^Well,that makes more sense, but you have to realize that leveling up in 3rd and 4th edition goes MUCH faster than that, and that's what most of the people are playing these days... They don't have to go any faster than that if you don't want them to. Some people are into instant gratification, some people like it slow like Nagora, and most people are somewhere in between.


Is it really important what the DM likes? Yup; if the DM doesn't get what they want out of the game then they aren't going to enjoy DMing. It's the same reason that it's important what the players like.

nagora
2008-07-07, 09:17 AM
^Well,that makes more sense, but you have to realize that leveling up in 3rd and 4th edition goes MUCH faster than that, and that's what most of the people are playing these days...
Sure, and I did say that I prefered the "older" style.


And as much as I love getting into my character and his development, also I like him being powerful and high lvl, since most of characters were low lvl, but I definitely don't want to spend the rest of my life waitting for him to hit 20th lvl and explore what epic characters can do. I'm actually enjoying so much the fact that he can do awesome stuff (being a wizard) and it just gets better and better with each lvl.

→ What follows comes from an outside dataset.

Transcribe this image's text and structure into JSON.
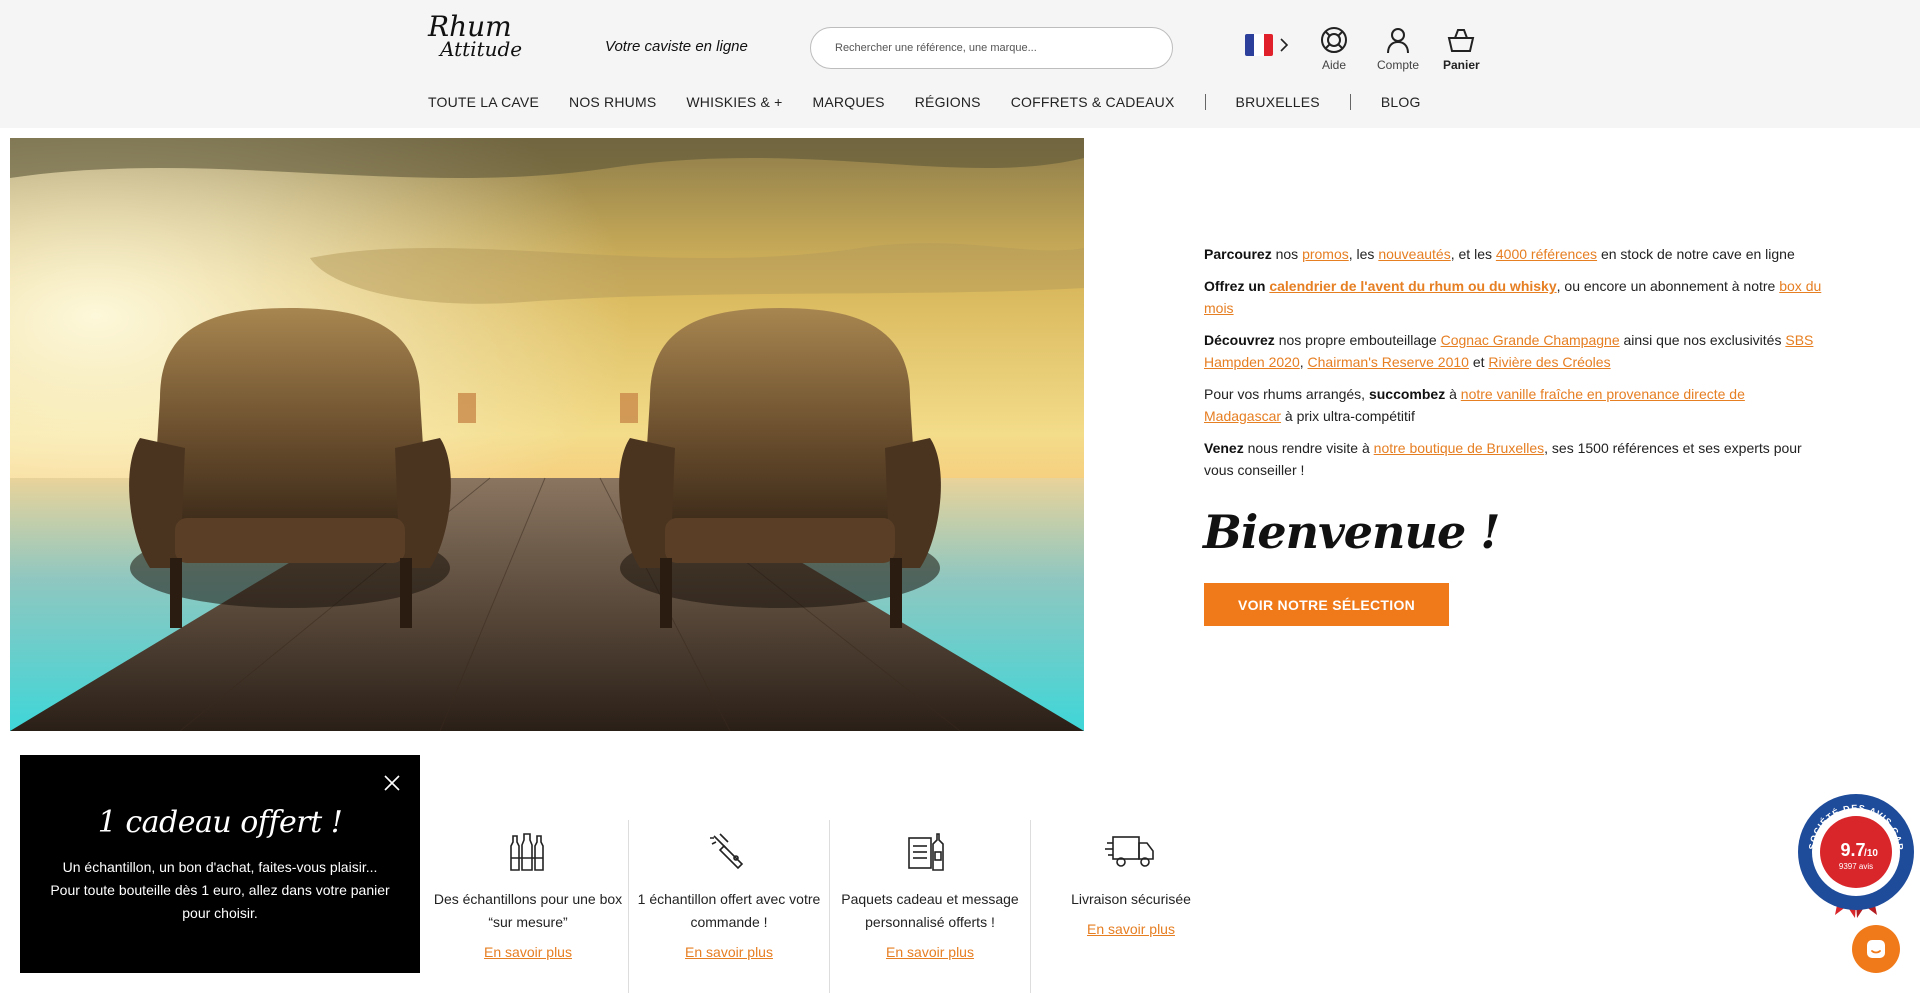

Well, I think 3ed is broken from about 18th level upwards, because of the mistakes WotC made in their changes to wizards, and I don't want to play a broken game no matter how long to takes to get to that point.

And, because of this brokeness, there is a very clear "that's the end of the game" feel to 3e and 4e which I dislike. I don't want there to be an epic level or a paragon level; they feel like kiddies' versions of the game to me. But that's a question of style: I like playing great heroes, not demigods. But, that might be because I don't like gods generally in-game or out.

Gorbash
2008-07-07, 11:15 AM
Well, I think 3ed is broken from about 18th level upwards, because of the mistakes WotC made in their changes to wizards, and I don't want to play a broken game no matter how long to takes to get to that point.

Hah, 18th. Wizards are broken from lvl 7. :smallbiggrin:
And just because you CAN break the game, it doesn't mean you MUST. That's what I do, at least.